5 New Jersey Devils Legends Who Would Dominate Today’s NHL

20 Nov 1997: John Maclean #15 of the New Jersey Devils in action against Bryan McCabe #4 of the New York Islanders during a game at the Continental Airlines Arena in East Rutherford, New Jersey. The Devils defeated the Islanders 5-1. Mandatory Credit: Al Bello /Allsport
20 Nov 1997: John Maclean #15 of the New Jersey Devils in action against Bryan McCabe #4 of the New York Islanders during a game at the Continental Airlines Arena in East Rutherford, New Jersey. The Devils defeated the Islanders 5-1. Mandatory Credit: Al Bello /Allsport /
facebooktwitterreddit
Prev
2 of 6
Next
Brian Rafalski competes for the "Hardest Shot" of the 2007 NHL Skills Game. (Photo by Dave Sandford/Getty Images for NHL)
Brian Rafalski competes for “Hardest Shot” at the 2007 Skills Game. (Photo by Dave Sandford/Getty Images for NHL) /

Brian Rafalski

When it comes down to it, there might not be a more underrated, underappreciated player in NHL history than Brian Rafalski. And, it’s reasonable to assume it’s because A.) he did not play 1,000 games, and B.) he didn’t make his NHL debut until age 26 (!!!).

One of the best of his era, Brian Rafalski was everything a team could want out of a defenseman and more.
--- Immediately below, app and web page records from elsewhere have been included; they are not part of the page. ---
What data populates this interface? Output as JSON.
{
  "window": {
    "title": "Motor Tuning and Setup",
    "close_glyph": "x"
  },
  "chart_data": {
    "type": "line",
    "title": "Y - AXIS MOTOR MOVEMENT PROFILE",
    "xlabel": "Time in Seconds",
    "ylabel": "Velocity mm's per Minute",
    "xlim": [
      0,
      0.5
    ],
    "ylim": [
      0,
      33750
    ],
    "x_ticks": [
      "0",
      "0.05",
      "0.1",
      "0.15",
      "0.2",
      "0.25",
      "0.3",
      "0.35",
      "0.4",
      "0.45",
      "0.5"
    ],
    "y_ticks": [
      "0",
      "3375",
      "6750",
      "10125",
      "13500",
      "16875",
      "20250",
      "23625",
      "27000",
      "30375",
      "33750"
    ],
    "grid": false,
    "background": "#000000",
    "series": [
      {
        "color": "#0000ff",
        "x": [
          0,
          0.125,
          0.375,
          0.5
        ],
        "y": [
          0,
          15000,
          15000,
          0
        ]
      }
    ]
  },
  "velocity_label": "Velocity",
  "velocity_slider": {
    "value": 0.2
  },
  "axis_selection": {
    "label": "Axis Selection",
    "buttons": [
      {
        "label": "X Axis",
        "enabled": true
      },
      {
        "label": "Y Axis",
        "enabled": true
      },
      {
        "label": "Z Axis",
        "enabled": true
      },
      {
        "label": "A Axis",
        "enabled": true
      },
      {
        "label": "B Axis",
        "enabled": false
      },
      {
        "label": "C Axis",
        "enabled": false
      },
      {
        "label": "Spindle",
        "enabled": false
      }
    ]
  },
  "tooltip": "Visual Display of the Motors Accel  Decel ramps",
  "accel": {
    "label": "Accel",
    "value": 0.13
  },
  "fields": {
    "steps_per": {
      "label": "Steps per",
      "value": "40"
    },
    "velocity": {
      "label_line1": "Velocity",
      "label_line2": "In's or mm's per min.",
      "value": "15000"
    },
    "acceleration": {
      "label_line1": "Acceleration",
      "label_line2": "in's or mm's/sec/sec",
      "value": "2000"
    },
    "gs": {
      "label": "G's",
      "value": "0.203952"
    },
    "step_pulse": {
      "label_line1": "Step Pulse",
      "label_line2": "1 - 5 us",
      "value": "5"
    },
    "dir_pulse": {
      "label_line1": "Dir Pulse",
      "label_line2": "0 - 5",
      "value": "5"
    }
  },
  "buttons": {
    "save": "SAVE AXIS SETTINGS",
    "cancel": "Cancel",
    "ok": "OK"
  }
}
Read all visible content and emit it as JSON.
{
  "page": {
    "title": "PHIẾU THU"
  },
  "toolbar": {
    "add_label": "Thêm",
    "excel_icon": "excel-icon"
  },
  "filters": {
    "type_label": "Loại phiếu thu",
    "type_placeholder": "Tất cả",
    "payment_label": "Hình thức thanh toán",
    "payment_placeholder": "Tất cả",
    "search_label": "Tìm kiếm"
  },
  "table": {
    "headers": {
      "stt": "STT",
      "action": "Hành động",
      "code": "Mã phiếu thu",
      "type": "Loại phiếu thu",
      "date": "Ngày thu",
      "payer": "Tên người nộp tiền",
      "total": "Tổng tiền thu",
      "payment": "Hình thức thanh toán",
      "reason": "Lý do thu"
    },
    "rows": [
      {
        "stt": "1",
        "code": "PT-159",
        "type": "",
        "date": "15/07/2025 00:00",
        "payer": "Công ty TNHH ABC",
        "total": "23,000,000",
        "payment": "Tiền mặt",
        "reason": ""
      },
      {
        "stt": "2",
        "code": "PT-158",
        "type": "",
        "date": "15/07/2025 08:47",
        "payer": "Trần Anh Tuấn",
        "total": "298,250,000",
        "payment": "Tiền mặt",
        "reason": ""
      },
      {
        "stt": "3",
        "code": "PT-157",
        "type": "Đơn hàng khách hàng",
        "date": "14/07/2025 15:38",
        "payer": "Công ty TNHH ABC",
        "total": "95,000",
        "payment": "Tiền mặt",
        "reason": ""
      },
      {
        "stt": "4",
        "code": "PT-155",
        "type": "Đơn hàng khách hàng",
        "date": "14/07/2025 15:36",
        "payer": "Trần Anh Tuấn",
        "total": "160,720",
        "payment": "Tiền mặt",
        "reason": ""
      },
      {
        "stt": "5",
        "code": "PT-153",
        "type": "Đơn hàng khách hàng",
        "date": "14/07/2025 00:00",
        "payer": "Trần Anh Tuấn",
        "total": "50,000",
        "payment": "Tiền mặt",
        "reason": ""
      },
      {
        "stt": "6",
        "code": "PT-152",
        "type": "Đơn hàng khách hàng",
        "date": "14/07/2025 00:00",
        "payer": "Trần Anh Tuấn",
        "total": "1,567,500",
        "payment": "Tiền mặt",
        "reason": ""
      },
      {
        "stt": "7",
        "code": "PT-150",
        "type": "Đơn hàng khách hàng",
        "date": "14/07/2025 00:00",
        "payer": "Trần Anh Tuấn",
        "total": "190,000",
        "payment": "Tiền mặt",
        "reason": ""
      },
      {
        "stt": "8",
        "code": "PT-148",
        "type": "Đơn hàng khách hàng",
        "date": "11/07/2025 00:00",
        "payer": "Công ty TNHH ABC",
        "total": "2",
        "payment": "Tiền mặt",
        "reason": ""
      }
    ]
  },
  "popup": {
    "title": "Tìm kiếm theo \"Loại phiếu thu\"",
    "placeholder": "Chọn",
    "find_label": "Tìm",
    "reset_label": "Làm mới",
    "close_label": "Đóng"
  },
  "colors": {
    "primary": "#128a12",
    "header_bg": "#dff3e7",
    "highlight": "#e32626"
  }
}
Wildly productive and relatively ageless, Rafalski scored 40 or more points in all but two of his NHL seasons: his rookie year in 1999-00 and the 2003-04 season. The latter was the only season Rafalski played fewer than 70 games aside from his last, wherein he was 37 years old.

Brian Rafalski received Norris Trophy votes six times in his career but never came away with the prestigious award. Instead, Rafalski can take solace in his three Stanley Cup triumphs, two of which came with the New Jersey Devils.

Ironically, the Devils won a Stanley Cup in Rafalski’s rookie year, where the then-26-year-old stepped into the NHL for the first time, regularly ate up 20 or more minutes a night, and flat-out dominated in those minutes.

With another, say, five years under his belt in the NHL, Brian Rafalski could easily have four or five Stanley Cups. He missed the 1994-95 Cup, and it’s easy to imagine he could’ve helped the Devils secure another championship between that Cup and the 2000 Cup. Rafalski was truly a special, special defenseman from the very start of his career to the very end.

Rafalski left the New Jersey Devils in 2007 after seven years to join the Detroit Red Wings, with whom he won his third and final Stanley Cup. Rafalski retired sixth all-time in plus-minus as a Devil with a +100 rating; he never finished any season with a negative rating. Rafalski is 11th all-time in Devils assists with 267 and was on the ice for 252 power-play goals for the Devils.

Brian Rafalski was inducted into the USA Hockey Hall of Fame in 2014 but hasn’t been named to the Hockey Hall of Fame we all recognize today.